At the mention of the name, “Martin Luther,” many North Americans will not picture the Reformer from Wittenberg, Germany in the 16th century, but the American civil rights leader from Atlanta, Georgia named Martin Luther King Jr. The American Dr. King’s name was, at first, Michael King, but his father changed it to honour the German reformer.
Martin Luther was born to parents, Hans and Margarethe Luder (the German language and its spellings were somewhat fluid at the time, and later the spelling “Luther” was adopted) in Eisleben, Germany on November 10, 1483. He was baptized in the Roman Catholic Church the next day, the Feast of St. Martin of Tours, and was given the name Martin in honour of the saint. Luther’s father was a leaseholder of copper mines and smelters and served on the town council in Mansfeld, where the family moved in 1484.
Hans Luther had plans for his son to be a lawyer, so young Martin began his academic career by attending Latin schools in Mansfeld, Magdeburg, and Eisenach. The three schools focused on the so-called “trivium” of grammar, rhetoric, and logic. When Martin was 19, he enrolled in the University of Erfurt, where he received his master’s degree in 1505. He then entered the law school at the Erfurt university, but left the school soon after beginning there.
Luther left the law school because of the school’s use of reason against the Word of God, a decision made that he later attributed to a frightening experience that took place during a thunderstorm. On July 2, 1505, while Luther was returning to back to the university, on horseback, after a visit home, a lightning bolt struck the ground near him. Terrified, he cried out to St. Anna for help, vowing to become a monk if he was allowed to survive the storm. After the storm, he kept his promise, selling his books and leaving law school and entering an Augustinian friary on July 17, 1505. Luther’s father was not happy with his son’s decision to leave law school, believing him to be throwing his life away.
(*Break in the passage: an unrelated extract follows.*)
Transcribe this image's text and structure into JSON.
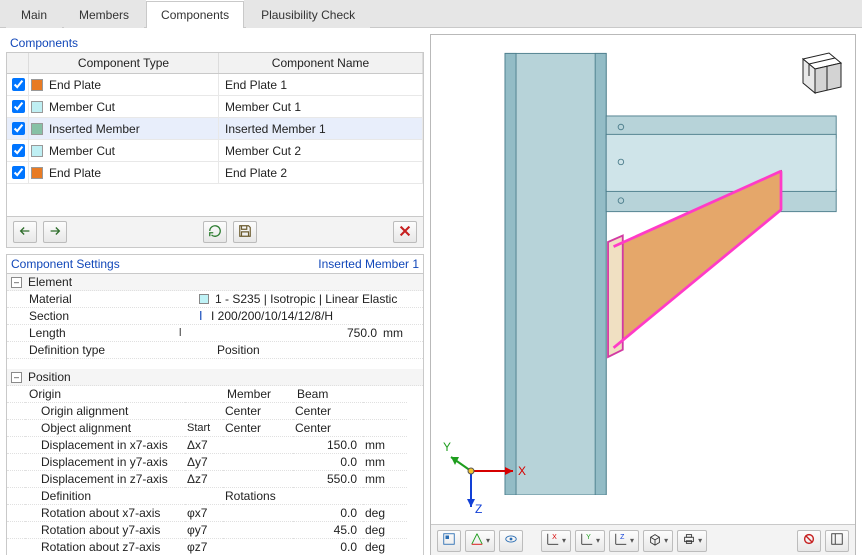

Luther was totally committed to being the best monk possible by adopting a rigorous approach to the mortification of his flesh through fasting and prayer and self-flagellation. He once remarked: “If anyone could have gained heaven as a monk, then I would certainly have done so.” During this time in the monastery, Luther came to look upon God the Father as a stern judge and Christ as the “jailor and hangman” of his soul. Luther’s superior, Johann von Staupitz, aware of the young monk’s spiritual turmoil, pointed Luther to the merit of Christ and taught him that true repentance came through faith in Christ and not by punishing his flesh.
In 1508, a year after Luther was ordained to the priesthood, von Staupitz assigned Luther to teach theology at the newly founded University of Wittenberg. On March 9, 1508, Luther received a bachelor’s degree in Biblical studies and in 1509 another bachelor’s degree in the Sentences of Peter Lombard, a book of systematic theology written in the 12th century. On October 19, 1512, he received the degree of Doctor of Theology and was admitted into the senate of the theological faculty of the University of Wittenberg two days later. Luther would remain on the university faculty for the rest of his career.
In 1516, Johann Tetzel, a Dominican friar, was sent by Rome to Germany to sell indulgences in order to raise funds for the building of St. Peter’s Basilica in Rome. The Roman Catholic Church taught that faith alone was insufficient to merit salvation and that good works were also necessary. People were told that the left over good works that the saints in heaven did not use to get into heaven were available to them through the buying of an indulgence. A saying attributed to Tetzel was: “As soon as the coin in the coffer rings, the soul from purgatory springs.”
On October 31, 1517, Martin Luther wrote to his bishop, Albert of Mainz, protesting the sale of indulgences. Included with this letter was a copy of the “Disputation of Martin Luther on the Power and Efficacy of Indulgences,” also known as the Ninety-five Theses. Luther also nailed a copy of the Ninety-five Theses to the door of the Castle Church in Wittenberg to prompt theological discussion and debate within the university community. In January of 1518, the document found its way to the new printing press of Johannes Guttenberg and was widely circulated. The writing and distribution of the Ninety-five Theses is credited with launching the Reformation.
Throughout his career, Luther was a prolific writer. What must be understood about what he wrote is that it was done while under fire. This was a time of theological warfare and Luther often “shot from the hip” with harsh condemnation and blunt and sharp words for those who attacked the Gospel. His theology was, therefore, not ordered systematically, but often written to address problems in the church as they arose.
On June 13, 1525, Luther married Katherina von Bora, one of twelve nuns he helped escape from the Nimbschen Cistercian convent in April of 1523. Martin and Katie were given The Black Cloister, a former monastery, as a wedding present by elector John the Steadfast. There they lived for many happy years, God giving them six children.